Party house putdown: County’s revised vacation rental rules — with new caps, more teeth — near finish line

The proposed rules would change how many vacation rentals are allowed in three designated Santa Cruz County beach neighborhoods. They also would allow for ways to hold bad actors accountable, officials say.

Santa Cruz County is moving closer to enacting more stringent requirements on coastal vacation rentals — an initiative that began more than a year ago due to complaints of loud parties, parking concerns and lack of responsiveness by some property owners.

Also at issue is the available long-term housing supply, which could continue to be eaten away at by the additional conversion of homes into short-term rentals, county supervisors says.

“There is an unequivocal relationship” between the short-term rentals and a long-term housing shortage in the community, Second District Supervisor Zach Friend said at a county board meeting Tuesday.

The zones affected by the county’s vacation rental ordinance are Seacliff/Aptos/La Selva, Davenport/Swanton and Live Oak, which spans Twin Lakes Beach through Pleasure Point.

County supervisors unanimously voted to accept the tweaks — suggested by the California Coastal Commission — ping-ponging the amendments back to the commission for final approval. The 12-member Coastal Commission is an independent, quasi-judicial state agency that also regulates land use along the Pacific coast.

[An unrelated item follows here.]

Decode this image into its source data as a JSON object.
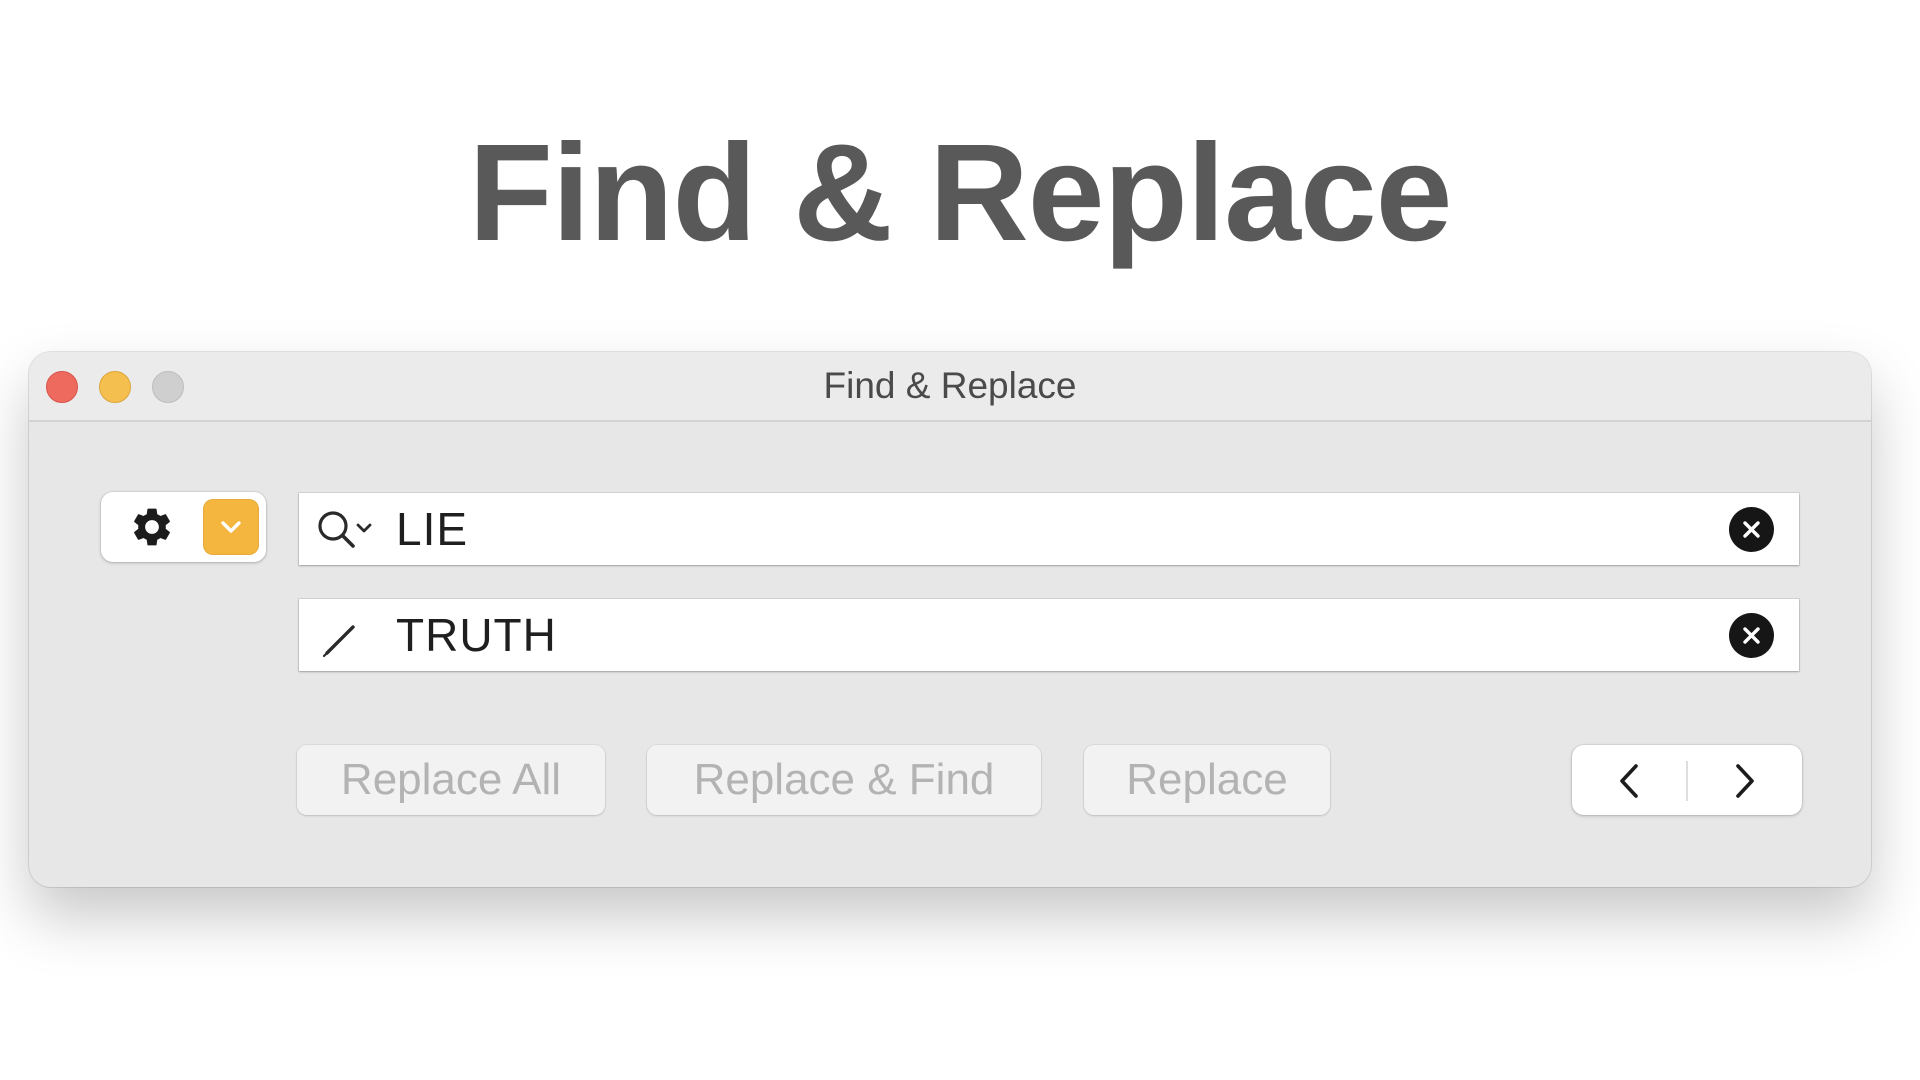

In June, longtime supervisor John Leopold, who oversaw the Live Oak/Pleasure Point area, spelled out the concerns of 1st District constituents at the board of supervisors meeting. He has since been replaced by Manu Koenig, who is following suit in supporting the changes.

“We should err on the side of the residents rather than erring on the side of the business within the residential neighborhood,” Leopold said in June. “In the 11 years we’ve had this, we haven’t revoked one permit — not one. So the message we’re sending is that you can get away with a lot, and the impacts on neighborhoods will be great. I’d like us to have a system that helps the people who actually live here, rather than the people who don’t live here but rent their properties.”

The new ordinance would freeze the number of permits issued in those areas and provide more enforceability, county staff said.

“We’ve laid out a process where two significant violations will require a public hearing for potential revocation and also will be grounds for denial of a renewal of an application,” Jocelyn Drake, a principal planner for the county told supervisors.

Friend said that under the current rules, county officials are hamstrung when it comes to trying to revoke permits of “problematic actors.” He called the changes “by far the strongest additional regulations that have been proposed since the creation of the ordinance nine years ago.”

“It creates a very strong set of guidelines for revocation and expectation of behavior of those that own these properties,” he said, adding that a switch to a firm cap on rentals rather than the current percentage would prevent that number from growing by at least 100 between the Aptos and Live Oak areas.

In the Live Oak area, for instance, instead of allowing up to 15% of all parcels that have residential uses to be short-term rentals, it would only allow the current 262 vacation rental permits. Additionally, no more than 18 hosted rental permits — where a property owner rents one or two bedrooms in a home for fewer than 30 days while staying on site — can be issued in the area.

Although supervisors had intended to set the cap even lower for the Live Oak area, coastal commissioners asked for the limit there to be in line with the number of permits currently issued, and supervisors agreed to do so Tuesday.

“This is like many of the issues we work on,” Third District Supervisor Ryan Coonerty said. “It’s a balance of competing interests. And then it’s also a balance of competing regulatory bodies. There’s us and the Coastal Commission, who have different mandates and different roles and responsibilities, and, you know, somewhere in there tends to be the compromise.”

For the Aptos zone, instead of allowing up to 15%, the number of vacation rentals would be capped at 241. There, no more than 45 hosted rental permits would be issued, for a total of 286 short-term rental permits.

A map shows the three designated beachside neighborhoods where most of Santa Cruz County's short-term rentals are located.
(Santa Cruz County)

In the Davenport zone, instead of a 10% cap, no more than three vacation rental permits would be issued, and the maximum number for hosted rentals would be four.

Pending final Coastal Commission approval, the updated ordinance is expected to go into effect in late February at which time a countywide moratorium on vacation rental permits will be lifted. The moratorium was issued last summer to pause new permits while the county drafts its updated ordinance.

Live Oak resident Joe Hall thanked supervisors for approving the original vacation rental ordinance nine years ago, saying it has made a “big change in our neighborhood.” He asked supervisors to consider bringing the cap for vacation rentals down even further in the future and instead up the number of hosted vacation rentals allowed for each property.

“This allows the Coastal Commission access but helps neighborhoods have less party houses,” Hall said.

Victor Gomez, government affairs director, for the Santa Cruz County Association of Realtors, said in an email to Lookout that his group, in general, was not surprised that the Coastal Commission pushed back some on the proposed ordinance amendment.

“We believe that it’s a fair balance between the needs of vacation rental owners, visitors and the neighborhoods that are impacted,” he wrote. “We believe in being a good neighbor, so we support the process of hearings for problematic permit holders, but in general, most have been good permit holders.”